## Action item:
Copy out each line of the listing below in which the string "JSON" occurs.

## Supplied records:
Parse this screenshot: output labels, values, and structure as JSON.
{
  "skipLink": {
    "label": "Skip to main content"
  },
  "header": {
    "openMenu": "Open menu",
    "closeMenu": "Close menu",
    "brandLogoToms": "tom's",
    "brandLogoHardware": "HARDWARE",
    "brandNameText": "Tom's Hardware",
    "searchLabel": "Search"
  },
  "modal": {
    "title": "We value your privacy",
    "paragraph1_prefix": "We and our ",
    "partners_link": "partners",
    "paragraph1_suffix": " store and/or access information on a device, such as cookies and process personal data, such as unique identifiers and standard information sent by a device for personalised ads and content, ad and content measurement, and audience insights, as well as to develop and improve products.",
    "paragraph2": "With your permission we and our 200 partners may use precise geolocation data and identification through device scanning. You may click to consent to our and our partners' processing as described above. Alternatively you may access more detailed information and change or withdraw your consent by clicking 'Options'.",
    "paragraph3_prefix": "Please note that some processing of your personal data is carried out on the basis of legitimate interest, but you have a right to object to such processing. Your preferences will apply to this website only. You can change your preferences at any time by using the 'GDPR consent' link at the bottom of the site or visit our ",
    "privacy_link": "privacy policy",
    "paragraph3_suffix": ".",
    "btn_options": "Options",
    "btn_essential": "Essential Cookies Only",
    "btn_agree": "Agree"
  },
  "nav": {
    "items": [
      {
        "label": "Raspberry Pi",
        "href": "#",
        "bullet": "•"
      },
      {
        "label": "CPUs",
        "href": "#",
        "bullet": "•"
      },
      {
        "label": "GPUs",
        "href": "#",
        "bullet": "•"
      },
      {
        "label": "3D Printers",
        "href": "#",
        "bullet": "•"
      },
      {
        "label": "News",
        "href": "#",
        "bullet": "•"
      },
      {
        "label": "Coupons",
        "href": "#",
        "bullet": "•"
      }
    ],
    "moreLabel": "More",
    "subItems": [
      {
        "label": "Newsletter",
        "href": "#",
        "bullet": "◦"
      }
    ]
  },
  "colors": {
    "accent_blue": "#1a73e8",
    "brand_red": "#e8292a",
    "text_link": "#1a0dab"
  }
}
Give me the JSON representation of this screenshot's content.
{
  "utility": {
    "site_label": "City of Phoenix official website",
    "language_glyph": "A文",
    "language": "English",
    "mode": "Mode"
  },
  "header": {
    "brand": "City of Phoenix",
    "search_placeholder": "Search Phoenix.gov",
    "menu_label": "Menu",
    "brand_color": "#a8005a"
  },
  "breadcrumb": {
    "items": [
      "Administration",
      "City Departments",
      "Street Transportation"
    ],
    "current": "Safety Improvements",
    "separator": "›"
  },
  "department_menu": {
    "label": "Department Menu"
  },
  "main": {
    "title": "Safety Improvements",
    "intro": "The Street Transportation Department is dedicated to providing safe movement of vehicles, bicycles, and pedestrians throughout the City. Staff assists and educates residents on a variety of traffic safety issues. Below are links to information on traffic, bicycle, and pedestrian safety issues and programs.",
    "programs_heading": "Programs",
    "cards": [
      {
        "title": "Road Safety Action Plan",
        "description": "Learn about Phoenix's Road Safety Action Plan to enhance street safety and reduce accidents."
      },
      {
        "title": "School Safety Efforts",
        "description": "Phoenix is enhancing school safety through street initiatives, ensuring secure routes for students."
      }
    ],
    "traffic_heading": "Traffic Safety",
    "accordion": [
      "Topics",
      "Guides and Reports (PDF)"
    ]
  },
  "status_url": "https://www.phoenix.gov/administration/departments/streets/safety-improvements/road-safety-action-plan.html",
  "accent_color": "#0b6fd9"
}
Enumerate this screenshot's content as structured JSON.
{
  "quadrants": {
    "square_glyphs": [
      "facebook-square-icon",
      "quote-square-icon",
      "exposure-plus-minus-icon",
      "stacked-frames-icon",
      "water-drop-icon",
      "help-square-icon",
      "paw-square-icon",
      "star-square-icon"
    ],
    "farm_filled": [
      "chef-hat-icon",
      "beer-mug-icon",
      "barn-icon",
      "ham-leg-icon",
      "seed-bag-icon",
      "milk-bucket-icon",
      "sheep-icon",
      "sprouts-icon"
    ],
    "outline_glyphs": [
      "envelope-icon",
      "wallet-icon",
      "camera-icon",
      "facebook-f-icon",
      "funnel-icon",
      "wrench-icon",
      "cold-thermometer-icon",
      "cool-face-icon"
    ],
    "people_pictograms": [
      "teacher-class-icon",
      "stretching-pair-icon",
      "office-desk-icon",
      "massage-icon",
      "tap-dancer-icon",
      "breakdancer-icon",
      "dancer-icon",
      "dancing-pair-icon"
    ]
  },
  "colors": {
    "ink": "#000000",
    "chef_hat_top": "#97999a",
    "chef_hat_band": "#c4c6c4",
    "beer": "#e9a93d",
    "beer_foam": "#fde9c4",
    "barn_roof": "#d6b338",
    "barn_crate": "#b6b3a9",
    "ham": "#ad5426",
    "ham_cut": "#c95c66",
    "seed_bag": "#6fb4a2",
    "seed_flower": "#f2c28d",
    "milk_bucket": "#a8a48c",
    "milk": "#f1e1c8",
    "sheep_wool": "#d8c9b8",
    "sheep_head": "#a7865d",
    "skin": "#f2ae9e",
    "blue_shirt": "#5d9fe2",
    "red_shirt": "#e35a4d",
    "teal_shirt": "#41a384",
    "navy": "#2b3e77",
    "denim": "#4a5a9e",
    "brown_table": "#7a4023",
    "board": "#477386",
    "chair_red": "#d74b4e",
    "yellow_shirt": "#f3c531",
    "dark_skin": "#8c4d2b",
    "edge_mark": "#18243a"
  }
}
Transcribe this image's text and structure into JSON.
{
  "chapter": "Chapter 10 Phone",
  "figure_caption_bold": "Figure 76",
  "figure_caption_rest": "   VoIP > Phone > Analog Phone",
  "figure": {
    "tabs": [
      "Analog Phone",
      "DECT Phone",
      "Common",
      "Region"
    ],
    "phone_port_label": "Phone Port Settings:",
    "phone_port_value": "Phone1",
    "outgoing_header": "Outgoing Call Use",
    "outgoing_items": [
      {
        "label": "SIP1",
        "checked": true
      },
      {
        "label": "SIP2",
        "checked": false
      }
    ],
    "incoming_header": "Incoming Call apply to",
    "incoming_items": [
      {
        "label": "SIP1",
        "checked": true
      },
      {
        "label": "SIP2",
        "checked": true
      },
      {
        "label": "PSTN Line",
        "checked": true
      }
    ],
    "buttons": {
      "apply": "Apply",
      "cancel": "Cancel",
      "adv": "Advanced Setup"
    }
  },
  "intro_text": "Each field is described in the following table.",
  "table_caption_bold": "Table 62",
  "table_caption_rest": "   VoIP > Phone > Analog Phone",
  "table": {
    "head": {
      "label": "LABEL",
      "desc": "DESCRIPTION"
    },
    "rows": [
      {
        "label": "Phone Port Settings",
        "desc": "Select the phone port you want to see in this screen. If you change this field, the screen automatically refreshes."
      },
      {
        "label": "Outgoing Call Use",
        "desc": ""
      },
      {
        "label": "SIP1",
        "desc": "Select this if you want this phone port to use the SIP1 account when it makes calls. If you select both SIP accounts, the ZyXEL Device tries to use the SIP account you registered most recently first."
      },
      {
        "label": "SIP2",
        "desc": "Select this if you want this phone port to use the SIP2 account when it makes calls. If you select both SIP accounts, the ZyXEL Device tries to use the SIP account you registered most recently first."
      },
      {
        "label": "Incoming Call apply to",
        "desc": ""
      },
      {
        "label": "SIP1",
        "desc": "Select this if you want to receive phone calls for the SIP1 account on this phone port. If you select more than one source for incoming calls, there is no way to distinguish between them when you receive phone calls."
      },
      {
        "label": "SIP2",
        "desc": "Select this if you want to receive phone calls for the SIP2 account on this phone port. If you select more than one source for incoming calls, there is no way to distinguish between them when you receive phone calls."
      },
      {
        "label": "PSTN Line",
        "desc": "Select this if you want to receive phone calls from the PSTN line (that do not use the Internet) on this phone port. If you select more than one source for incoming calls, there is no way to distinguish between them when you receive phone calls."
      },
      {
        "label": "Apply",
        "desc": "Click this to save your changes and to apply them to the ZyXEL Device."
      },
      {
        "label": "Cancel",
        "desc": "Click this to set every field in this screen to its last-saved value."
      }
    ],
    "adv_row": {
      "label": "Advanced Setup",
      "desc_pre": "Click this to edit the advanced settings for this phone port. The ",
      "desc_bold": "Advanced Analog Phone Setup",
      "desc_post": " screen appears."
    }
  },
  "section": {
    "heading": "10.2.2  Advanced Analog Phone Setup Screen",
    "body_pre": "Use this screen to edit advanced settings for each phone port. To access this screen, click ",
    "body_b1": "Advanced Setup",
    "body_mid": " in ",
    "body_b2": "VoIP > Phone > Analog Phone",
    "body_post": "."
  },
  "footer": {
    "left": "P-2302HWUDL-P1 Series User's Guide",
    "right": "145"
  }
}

## Task output:
Parse this screenshot: output labels, values, and structure as JSON.
Give me the JSON representation of this screenshot's content.
Enumerate this screenshot's content as structured JSON.
Transcribe this image's text and structure into JSON.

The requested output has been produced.